The national weather service has issued
a winter weather advisory concerning
your quadrant of the American Heartland.

Adopt coping methods from your inner
child when cold fronts transform states
into commonwealths of blizzards.

Buy dollar store coffee filters
with your pocket change.

Snip paper hearts into an igloo cooler
until you harvest one for every patient
on the national transplant list.

Write single sentence love letters
addressed to anyone who forgets they are
not blots of ink in an avalanche of names.

Fold them like fortune cookie proverbs.
find a niche in your ice chest as you wait
for the ribcage of your hometown to thaw.

Plant your blessings in the soil
with tree seedlings on Arbor Day.

Roots will compost your gifts, spreading kind
words beneath the county, until a whole forest
builds your message into its branches.

Christian Sammartino

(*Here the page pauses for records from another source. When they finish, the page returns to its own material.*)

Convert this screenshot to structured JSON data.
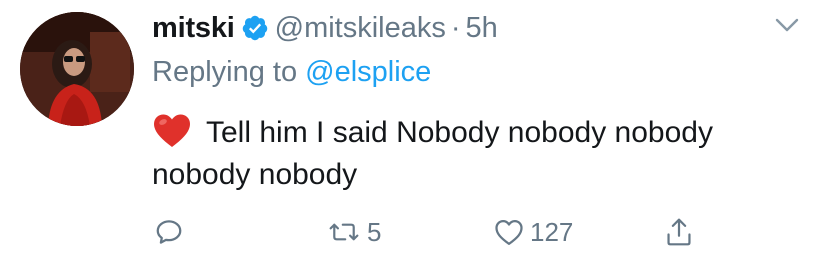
{
  "tweet": {
    "display_name": "mitski",
    "verified_icon": "verified-badge-icon",
    "handle": "@mitskileaks",
    "separator": "·",
    "timestamp": "5h",
    "replying_prefix": "Replying to ",
    "replying_to": "@elsplice",
    "emoji": "red-heart-emoji",
    "text": "Tell him I said Nobody nobody nobody nobody nobody"
  },
  "actions": {
    "reply": {
      "icon": "reply-icon",
      "count": ""
    },
    "retweet": {
      "icon": "retweet-icon",
      "count": "5"
    },
    "like": {
      "icon": "like-icon",
      "count": "127"
    },
    "share": {
      "icon": "share-icon",
      "count": ""
    }
  },
  "colors": {
    "text": "#14171a",
    "secondary": "#657786",
    "link": "#1da1f2",
    "verified": "#1da1f2",
    "heart_emoji": "#e0312b"
  }
}
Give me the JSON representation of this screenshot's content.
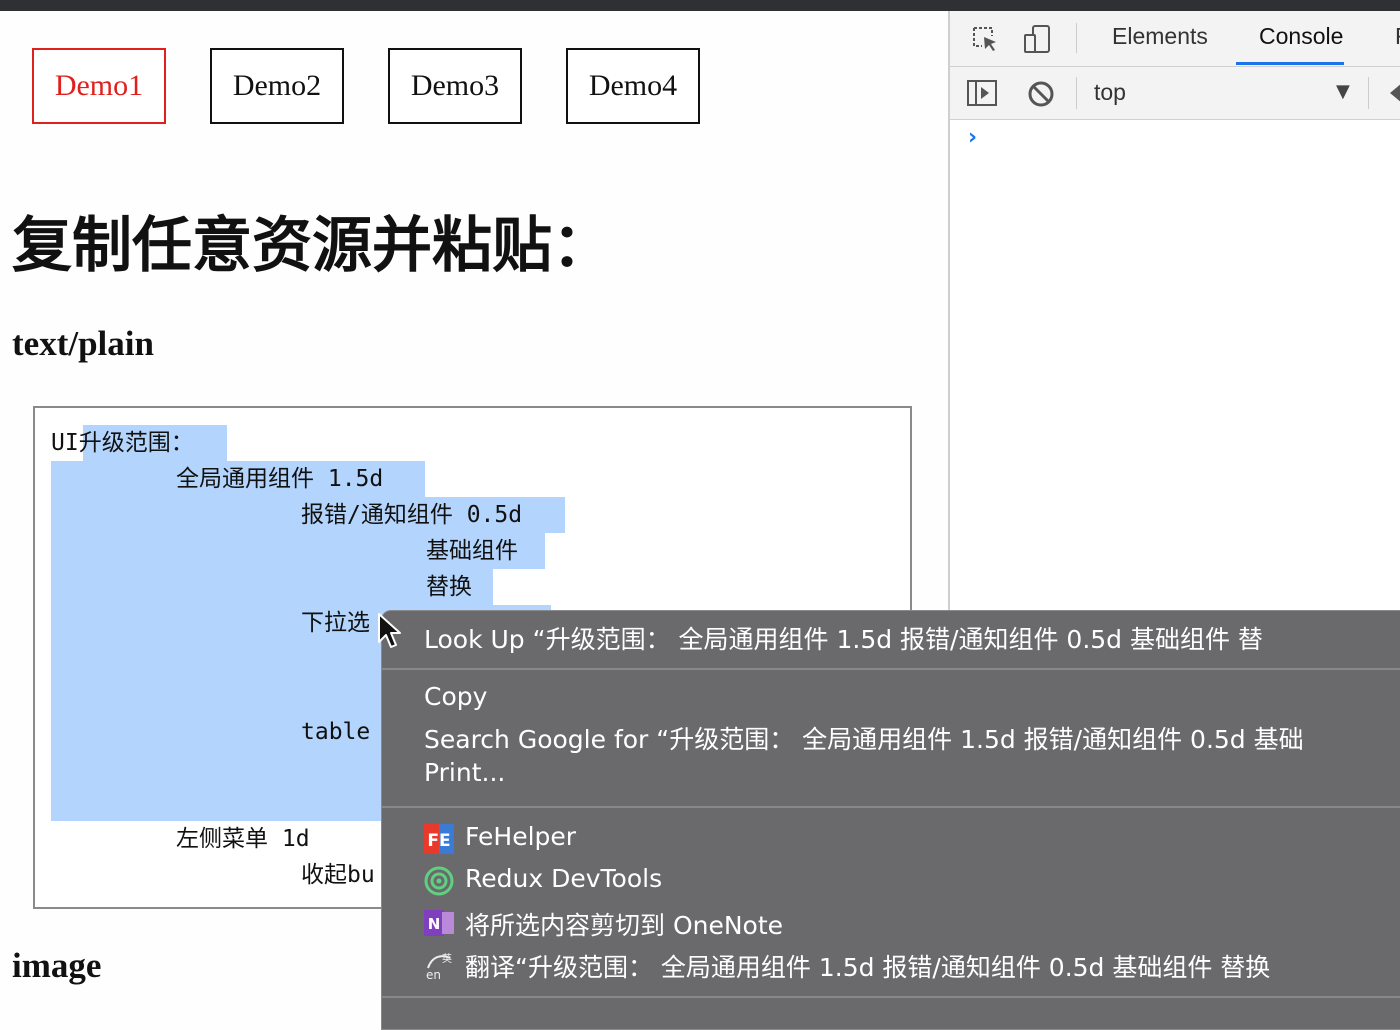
{
  "page": {
    "demo_buttons": [
      "Demo1",
      "Demo2",
      "Demo3",
      "Demo4"
    ],
    "active_demo": "Demo1",
    "title": "复制任意资源并粘贴：",
    "section_text": "text/plain",
    "section_image": "image",
    "paste_lines": [
      "UI升级范围：",
      "全局通用组件 1.5d",
      "报错/通知组件 0.5d",
      "基础组件",
      "替换",
      "下拉选",
      "table",
      "左侧菜单 1d",
      "收起bu"
    ]
  },
  "devtools": {
    "tabs": [
      "Elements",
      "Console",
      "F"
    ],
    "active_tab": "Console",
    "context": "top",
    "prompt_symbol": "›",
    "accent_color": "#1a73e8"
  },
  "context_menu": {
    "look_up": "Look Up “升级范围：   全局通用组件 1.5d   报错/通知组件 0.5d   基础组件   替",
    "copy": "Copy",
    "search_google": "Search Google for “升级范围：   全局通用组件 1.5d   报错/通知组件 0.5d   基础",
    "print": "Print...",
    "extensions": [
      {
        "label": "FeHelper",
        "icon": "fehelper-icon"
      },
      {
        "label": "Redux DevTools",
        "icon": "redux-devtools-icon"
      },
      {
        "label": "将所选内容剪切到 OneNote",
        "icon": "onenote-icon"
      },
      {
        "label": "翻译“升级范围：   全局通用组件 1.5d   报错/通知组件 0.5d   基础组件   替换",
        "icon": "translate-icon"
      }
    ]
  }
}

Christian Sammartino was born in Coatesville, Pennsylvania. He studied English Literature and Asian Religions at Elizabethtown College. His poetry is influenced by life in the Pennsylvania Rustbelt near his home in Coatesville, and his experiences as an AmeriCorps Scholar. He has honed his writing through mediation sessions with the Elizabethtown College Meditation Club. His poetry has been published in Rib Cage Chicago Literary Magazine.